**Given data**:
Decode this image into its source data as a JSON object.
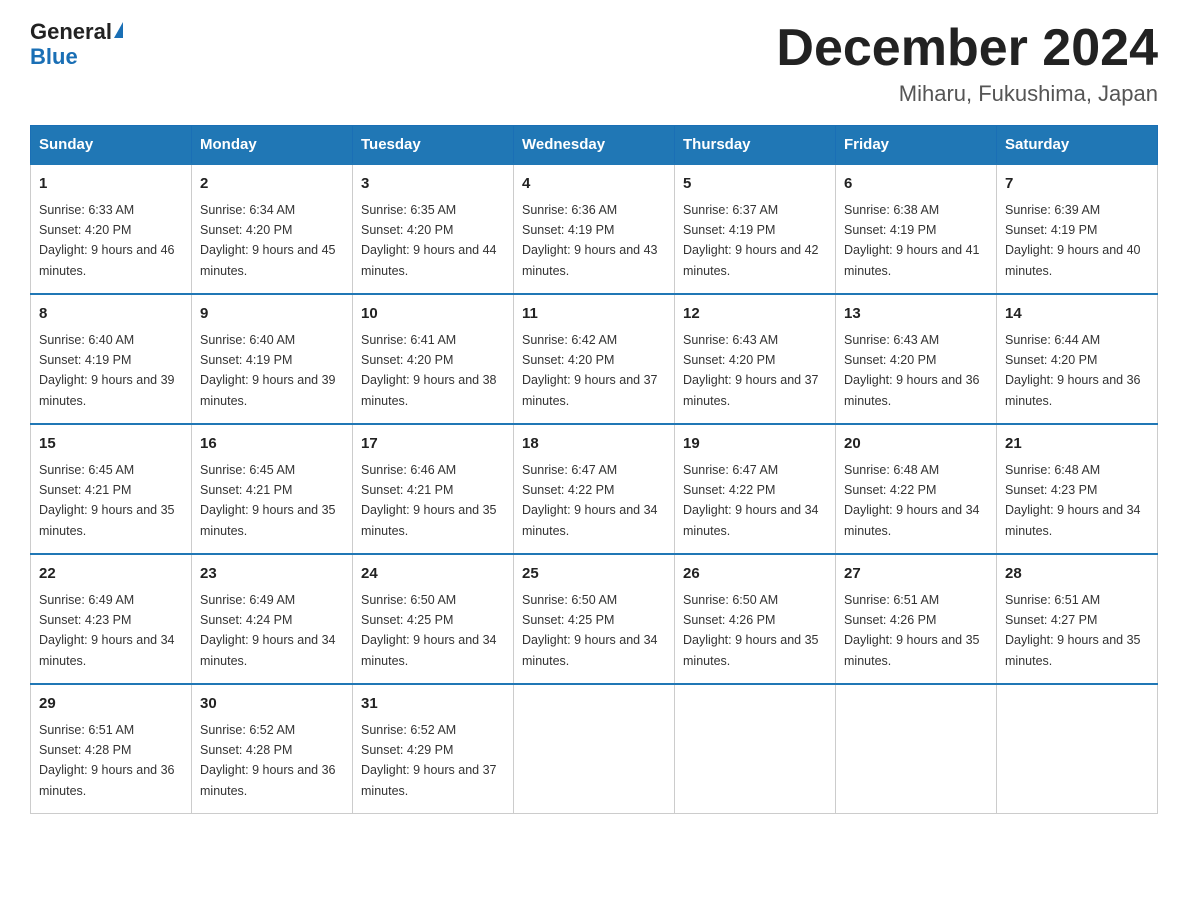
{
  "logo": {
    "general": "General",
    "blue": "Blue"
  },
  "title": "December 2024",
  "subtitle": "Miharu, Fukushima, Japan",
  "headers": [
    "Sunday",
    "Monday",
    "Tuesday",
    "Wednesday",
    "Thursday",
    "Friday",
    "Saturday"
  ],
  "weeks": [
    [
      {
        "day": "1",
        "sunrise": "6:33 AM",
        "sunset": "4:20 PM",
        "daylight": "9 hours and 46 minutes."
      },
      {
        "day": "2",
        "sunrise": "6:34 AM",
        "sunset": "4:20 PM",
        "daylight": "9 hours and 45 minutes."
      },
      {
        "day": "3",
        "sunrise": "6:35 AM",
        "sunset": "4:20 PM",
        "daylight": "9 hours and 44 minutes."
      },
      {
        "day": "4",
        "sunrise": "6:36 AM",
        "sunset": "4:19 PM",
        "daylight": "9 hours and 43 minutes."
      },
      {
        "day": "5",
        "sunrise": "6:37 AM",
        "sunset": "4:19 PM",
        "daylight": "9 hours and 42 minutes."
      },
      {
        "day": "6",
        "sunrise": "6:38 AM",
        "sunset": "4:19 PM",
        "daylight": "9 hours and 41 minutes."
      },
      {
        "day": "7",
        "sunrise": "6:39 AM",
        "sunset": "4:19 PM",
        "daylight": "9 hours and 40 minutes."
      }
    ],
    [
      {
        "day": "8",
        "sunrise": "6:40 AM",
        "sunset": "4:19 PM",
        "daylight": "9 hours and 39 minutes."
      },
      {
        "day": "9",
        "sunrise": "6:40 AM",
        "sunset": "4:19 PM",
        "daylight": "9 hours and 39 minutes."
      },
      {
        "day": "10",
        "sunrise": "6:41 AM",
        "sunset": "4:20 PM",
        "daylight": "9 hours and 38 minutes."
      },
      {
        "day": "11",
        "sunrise": "6:42 AM",
        "sunset": "4:20 PM",
        "daylight": "9 hours and 37 minutes."
      },
      {
        "day": "12",
        "sunrise": "6:43 AM",
        "sunset": "4:20 PM",
        "daylight": "9 hours and 37 minutes."
      },
      {
        "day": "13",
        "sunrise": "6:43 AM",
        "sunset": "4:20 PM",
        "daylight": "9 hours and 36 minutes."
      },
      {
        "day": "14",
        "sunrise": "6:44 AM",
        "sunset": "4:20 PM",
        "daylight": "9 hours and 36 minutes."
      }
    ],
    [
      {
        "day": "15",
        "sunrise": "6:45 AM",
        "sunset": "4:21 PM",
        "daylight": "9 hours and 35 minutes."
      },
      {
        "day": "16",
        "sunrise": "6:45 AM",
        "sunset": "4:21 PM",
        "daylight": "9 hours and 35 minutes."
      },
      {
        "day": "17",
        "sunrise": "6:46 AM",
        "sunset": "4:21 PM",
        "daylight": "9 hours and 35 minutes."
      },
      {
        "day": "18",
        "sunrise": "6:47 AM",
        "sunset": "4:22 PM",
        "daylight": "9 hours and 34 minutes."
      },
      {
        "day": "19",
        "sunrise": "6:47 AM",
        "sunset": "4:22 PM",
        "daylight": "9 hours and 34 minutes."
      },
      {
        "day": "20",
        "sunrise": "6:48 AM",
        "sunset": "4:22 PM",
        "daylight": "9 hours and 34 minutes."
      },
      {
        "day": "21",
        "sunrise": "6:48 AM",
        "sunset": "4:23 PM",
        "daylight": "9 hours and 34 minutes."
      }
    ],
    [
      {
        "day": "22",
        "sunrise": "6:49 AM",
        "sunset": "4:23 PM",
        "daylight": "9 hours and 34 minutes."
      },
      {
        "day": "23",
        "sunrise": "6:49 AM",
        "sunset": "4:24 PM",
        "daylight": "9 hours and 34 minutes."
      },
      {
        "day": "24",
        "sunrise": "6:50 AM",
        "sunset": "4:25 PM",
        "daylight": "9 hours and 34 minutes."
      },
      {
        "day": "25",
        "sunrise": "6:50 AM",
        "sunset": "4:25 PM",
        "daylight": "9 hours and 34 minutes."
      },
      {
        "day": "26",
        "sunrise": "6:50 AM",
        "sunset": "4:26 PM",
        "daylight": "9 hours and 35 minutes."
      },
      {
        "day": "27",
        "sunrise": "6:51 AM",
        "sunset": "4:26 PM",
        "daylight": "9 hours and 35 minutes."
      },
      {
        "day": "28",
        "sunrise": "6:51 AM",
        "sunset": "4:27 PM",
        "daylight": "9 hours and 35 minutes."
      }
    ],
    [
      {
        "day": "29",
        "sunrise": "6:51 AM",
        "sunset": "4:28 PM",
        "daylight": "9 hours and 36 minutes."
      },
      {
        "day": "30",
        "sunrise": "6:52 AM",
        "sunset": "4:28 PM",
        "daylight": "9 hours and 36 minutes."
      },
      {
        "day": "31",
        "sunrise": "6:52 AM",
        "sunset": "4:29 PM",
        "daylight": "9 hours and 37 minutes."
      },
      null,
      null,
      null,
      null
    ]
  ]
}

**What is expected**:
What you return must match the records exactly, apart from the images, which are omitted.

**Answer section**:
Decode this image into its source data as a JSON object.
{
  "logo": {
    "general": "General",
    "blue": "Blue"
  },
  "title": "December 2024",
  "subtitle": "Miharu, Fukushima, Japan",
  "headers": [
    "Sunday",
    "Monday",
    "Tuesday",
    "Wednesday",
    "Thursday",
    "Friday",
    "Saturday"
  ],
  "weeks": [
    [
      {
        "day": "1",
        "sunrise": "6:33 AM",
        "sunset": "4:20 PM",
        "daylight": "9 hours and 46 minutes."
      },
      {
        "day": "2",
        "sunrise": "6:34 AM",
        "sunset": "4:20 PM",
        "daylight": "9 hours and 45 minutes."
      },
      {
        "day": "3",
        "sunrise": "6:35 AM",
        "sunset": "4:20 PM",
        "daylight": "9 hours and 44 minutes."
      },
      {
        "day": "4",
        "sunrise": "6:36 AM",
        "sunset": "4:19 PM",
        "daylight": "9 hours and 43 minutes."
      },
      {
        "day": "5",
        "sunrise": "6:37 AM",
        "sunset": "4:19 PM",
        "daylight": "9 hours and 42 minutes."
      },
      {
        "day": "6",
        "sunrise": "6:38 AM",
        "sunset": "4:19 PM",
        "daylight": "9 hours and 41 minutes."
      },
      {
        "day": "7",
        "sunrise": "6:39 AM",
        "sunset": "4:19 PM",
        "daylight": "9 hours and 40 minutes."
      }
    ],
    [
      {
        "day": "8",
        "sunrise": "6:40 AM",
        "sunset": "4:19 PM",
        "daylight": "9 hours and 39 minutes."
      },
      {
        "day": "9",
        "sunrise": "6:40 AM",
        "sunset": "4:19 PM",
        "daylight": "9 hours and 39 minutes."
      },
      {
        "day": "10",
        "sunrise": "6:41 AM",
        "sunset": "4:20 PM",
        "daylight": "9 hours and 38 minutes."
      },
      {
        "day": "11",
        "sunrise": "6:42 AM",
        "sunset": "4:20 PM",
        "daylight": "9 hours and 37 minutes."
      },
      {
        "day": "12",
        "sunrise": "6:43 AM",
        "sunset": "4:20 PM",
        "daylight": "9 hours and 37 minutes."
      },
      {
        "day": "13",
        "sunrise": "6:43 AM",
        "sunset": "4:20 PM",
        "daylight": "9 hours and 36 minutes."
      },
      {
        "day": "14",
        "sunrise": "6:44 AM",
        "sunset": "4:20 PM",
        "daylight": "9 hours and 36 minutes."
      }
    ],
    [
      {
        "day": "15",
        "sunrise": "6:45 AM",
        "sunset": "4:21 PM",
        "daylight": "9 hours and 35 minutes."
      },
      {
        "day": "16",
        "sunrise": "6:45 AM",
        "sunset": "4:21 PM",
        "daylight": "9 hours and 35 minutes."
      },
      {
        "day": "17",
        "sunrise": "6:46 AM",
        "sunset": "4:21 PM",
        "daylight": "9 hours and 35 minutes."
      },
      {
        "day": "18",
        "sunrise": "6:47 AM",
        "sunset": "4:22 PM",
        "daylight": "9 hours and 34 minutes."
      },
      {
        "day": "19",
        "sunrise": "6:47 AM",
        "sunset": "4:22 PM",
        "daylight": "9 hours and 34 minutes."
      },
      {
        "day": "20",
        "sunrise": "6:48 AM",
        "sunset": "4:22 PM",
        "daylight": "9 hours and 34 minutes."
      },
      {
        "day": "21",
        "sunrise": "6:48 AM",
        "sunset": "4:23 PM",
        "daylight": "9 hours and 34 minutes."
      }
    ],
    [
      {
        "day": "22",
        "sunrise": "6:49 AM",
        "sunset": "4:23 PM",
        "daylight": "9 hours and 34 minutes."
      },
      {
        "day": "23",
        "sunrise": "6:49 AM",
        "sunset": "4:24 PM",
        "daylight": "9 hours and 34 minutes."
      },
      {
        "day": "24",
        "sunrise": "6:50 AM",
        "sunset": "4:25 PM",
        "daylight": "9 hours and 34 minutes."
      },
      {
        "day": "25",
        "sunrise": "6:50 AM",
        "sunset": "4:25 PM",
        "daylight": "9 hours and 34 minutes."
      },
      {
        "day": "26",
        "sunrise": "6:50 AM",
        "sunset": "4:26 PM",
        "daylight": "9 hours and 35 minutes."
      },
      {
        "day": "27",
        "sunrise": "6:51 AM",
        "sunset": "4:26 PM",
        "daylight": "9 hours and 35 minutes."
      },
      {
        "day": "28",
        "sunrise": "6:51 AM",
        "sunset": "4:27 PM",
        "daylight": "9 hours and 35 minutes."
      }
    ],
    [
      {
        "day": "29",
        "sunrise": "6:51 AM",
        "sunset": "4:28 PM",
        "daylight": "9 hours and 36 minutes."
      },
      {
        "day": "30",
        "sunrise": "6:52 AM",
        "sunset": "4:28 PM",
        "daylight": "9 hours and 36 minutes."
      },
      {
        "day": "31",
        "sunrise": "6:52 AM",
        "sunset": "4:29 PM",
        "daylight": "9 hours and 37 minutes."
      },
      null,
      null,
      null,
      null
    ]
  ]
}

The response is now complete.